§ TASK DETAILS:
Please give the number of lines in the records below where the word "from" occurs, and nothing else.
====== PROVIDED INFORMATION ======
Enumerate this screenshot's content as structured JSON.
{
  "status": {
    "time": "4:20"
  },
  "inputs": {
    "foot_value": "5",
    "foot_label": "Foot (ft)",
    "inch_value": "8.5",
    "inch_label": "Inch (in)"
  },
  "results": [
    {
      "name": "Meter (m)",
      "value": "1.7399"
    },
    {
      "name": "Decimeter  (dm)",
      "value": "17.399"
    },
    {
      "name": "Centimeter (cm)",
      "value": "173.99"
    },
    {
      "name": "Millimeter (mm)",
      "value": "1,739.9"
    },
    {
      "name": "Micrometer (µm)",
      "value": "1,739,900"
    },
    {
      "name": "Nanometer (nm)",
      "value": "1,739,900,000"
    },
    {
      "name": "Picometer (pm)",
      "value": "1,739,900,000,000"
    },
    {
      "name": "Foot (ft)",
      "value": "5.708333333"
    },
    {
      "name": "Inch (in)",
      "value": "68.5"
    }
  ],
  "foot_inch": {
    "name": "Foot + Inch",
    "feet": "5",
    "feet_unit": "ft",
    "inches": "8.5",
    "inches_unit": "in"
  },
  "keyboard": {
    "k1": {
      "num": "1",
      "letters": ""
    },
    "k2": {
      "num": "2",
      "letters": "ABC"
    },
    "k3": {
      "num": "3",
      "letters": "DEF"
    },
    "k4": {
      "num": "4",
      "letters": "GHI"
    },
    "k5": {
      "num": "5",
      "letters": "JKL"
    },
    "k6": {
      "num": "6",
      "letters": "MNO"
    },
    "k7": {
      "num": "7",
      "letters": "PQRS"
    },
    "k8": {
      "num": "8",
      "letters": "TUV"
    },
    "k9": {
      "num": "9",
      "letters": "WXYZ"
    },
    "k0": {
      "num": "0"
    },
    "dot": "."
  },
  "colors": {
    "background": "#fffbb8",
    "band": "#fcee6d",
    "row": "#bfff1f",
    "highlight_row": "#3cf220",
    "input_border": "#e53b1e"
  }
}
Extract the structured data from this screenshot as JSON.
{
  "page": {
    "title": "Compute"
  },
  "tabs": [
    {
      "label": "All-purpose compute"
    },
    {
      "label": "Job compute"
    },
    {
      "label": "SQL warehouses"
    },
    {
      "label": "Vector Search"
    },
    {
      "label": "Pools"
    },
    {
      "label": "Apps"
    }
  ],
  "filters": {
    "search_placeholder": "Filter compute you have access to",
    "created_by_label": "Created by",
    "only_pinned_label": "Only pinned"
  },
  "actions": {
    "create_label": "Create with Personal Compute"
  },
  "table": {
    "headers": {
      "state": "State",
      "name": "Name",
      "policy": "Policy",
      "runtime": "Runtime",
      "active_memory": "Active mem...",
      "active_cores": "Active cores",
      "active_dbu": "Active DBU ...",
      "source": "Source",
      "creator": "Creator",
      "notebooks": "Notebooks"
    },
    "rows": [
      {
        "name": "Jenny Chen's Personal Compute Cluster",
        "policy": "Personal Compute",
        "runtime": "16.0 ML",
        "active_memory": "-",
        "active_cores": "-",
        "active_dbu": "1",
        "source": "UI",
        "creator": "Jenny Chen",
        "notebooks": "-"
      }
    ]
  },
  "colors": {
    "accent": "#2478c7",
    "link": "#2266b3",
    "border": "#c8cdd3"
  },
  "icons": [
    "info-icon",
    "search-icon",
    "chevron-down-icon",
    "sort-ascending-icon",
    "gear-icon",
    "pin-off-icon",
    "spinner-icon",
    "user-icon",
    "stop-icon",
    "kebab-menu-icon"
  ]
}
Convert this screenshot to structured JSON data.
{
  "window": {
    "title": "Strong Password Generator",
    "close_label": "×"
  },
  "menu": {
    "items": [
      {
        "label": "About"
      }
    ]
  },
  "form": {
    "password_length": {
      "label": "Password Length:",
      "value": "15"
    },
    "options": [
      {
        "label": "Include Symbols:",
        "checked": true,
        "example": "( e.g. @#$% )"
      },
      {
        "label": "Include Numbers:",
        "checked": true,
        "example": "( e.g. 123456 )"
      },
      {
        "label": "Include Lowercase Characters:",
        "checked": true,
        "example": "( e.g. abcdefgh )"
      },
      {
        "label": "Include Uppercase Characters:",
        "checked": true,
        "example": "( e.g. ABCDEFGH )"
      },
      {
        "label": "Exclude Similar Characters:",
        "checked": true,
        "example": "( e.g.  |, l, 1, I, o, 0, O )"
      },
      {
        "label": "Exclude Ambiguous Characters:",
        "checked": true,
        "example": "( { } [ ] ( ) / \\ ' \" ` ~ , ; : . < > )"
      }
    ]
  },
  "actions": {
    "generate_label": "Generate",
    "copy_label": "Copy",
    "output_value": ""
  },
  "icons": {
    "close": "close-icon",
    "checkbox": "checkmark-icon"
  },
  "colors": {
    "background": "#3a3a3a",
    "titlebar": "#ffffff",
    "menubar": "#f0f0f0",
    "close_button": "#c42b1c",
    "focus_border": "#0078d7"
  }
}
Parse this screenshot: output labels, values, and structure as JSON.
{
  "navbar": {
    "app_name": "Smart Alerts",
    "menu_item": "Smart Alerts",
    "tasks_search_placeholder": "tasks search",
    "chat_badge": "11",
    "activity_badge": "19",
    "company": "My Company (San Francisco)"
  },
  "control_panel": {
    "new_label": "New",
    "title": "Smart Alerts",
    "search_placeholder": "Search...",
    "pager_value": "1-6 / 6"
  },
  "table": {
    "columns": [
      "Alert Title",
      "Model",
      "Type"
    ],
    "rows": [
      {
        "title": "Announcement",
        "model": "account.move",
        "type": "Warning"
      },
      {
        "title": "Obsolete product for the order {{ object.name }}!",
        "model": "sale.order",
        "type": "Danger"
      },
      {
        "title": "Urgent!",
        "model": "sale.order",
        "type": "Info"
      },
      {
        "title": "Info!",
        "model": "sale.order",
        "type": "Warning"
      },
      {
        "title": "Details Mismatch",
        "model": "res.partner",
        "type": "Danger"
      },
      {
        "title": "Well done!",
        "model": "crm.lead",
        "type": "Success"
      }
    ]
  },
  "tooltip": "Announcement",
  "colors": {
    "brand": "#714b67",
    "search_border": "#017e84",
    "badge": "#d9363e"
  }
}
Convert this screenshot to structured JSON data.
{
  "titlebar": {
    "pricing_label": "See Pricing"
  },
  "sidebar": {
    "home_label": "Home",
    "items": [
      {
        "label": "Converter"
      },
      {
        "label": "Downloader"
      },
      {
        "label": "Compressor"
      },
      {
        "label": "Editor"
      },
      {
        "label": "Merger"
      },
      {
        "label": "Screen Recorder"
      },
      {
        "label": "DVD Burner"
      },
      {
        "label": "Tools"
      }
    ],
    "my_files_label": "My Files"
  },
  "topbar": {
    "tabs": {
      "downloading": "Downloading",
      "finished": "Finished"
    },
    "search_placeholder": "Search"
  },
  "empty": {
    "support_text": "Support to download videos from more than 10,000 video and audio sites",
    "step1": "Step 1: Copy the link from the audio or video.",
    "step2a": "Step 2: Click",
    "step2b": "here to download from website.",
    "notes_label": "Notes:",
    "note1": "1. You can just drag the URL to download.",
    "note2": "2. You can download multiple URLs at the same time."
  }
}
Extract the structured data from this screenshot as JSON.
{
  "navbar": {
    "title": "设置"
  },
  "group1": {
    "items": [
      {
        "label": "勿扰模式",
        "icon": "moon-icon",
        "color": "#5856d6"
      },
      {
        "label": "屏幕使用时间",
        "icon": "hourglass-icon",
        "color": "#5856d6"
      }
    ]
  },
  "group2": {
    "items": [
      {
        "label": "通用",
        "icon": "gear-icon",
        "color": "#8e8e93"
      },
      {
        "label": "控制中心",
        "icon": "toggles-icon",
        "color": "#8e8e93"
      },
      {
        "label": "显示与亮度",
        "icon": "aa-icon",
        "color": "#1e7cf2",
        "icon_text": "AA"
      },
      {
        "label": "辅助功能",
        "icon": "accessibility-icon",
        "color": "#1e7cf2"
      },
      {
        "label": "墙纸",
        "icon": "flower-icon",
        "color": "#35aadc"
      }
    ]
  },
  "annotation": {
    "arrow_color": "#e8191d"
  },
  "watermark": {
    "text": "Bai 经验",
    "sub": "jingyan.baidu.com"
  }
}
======
§ ANSWER FOR THIS EXERCISE:
5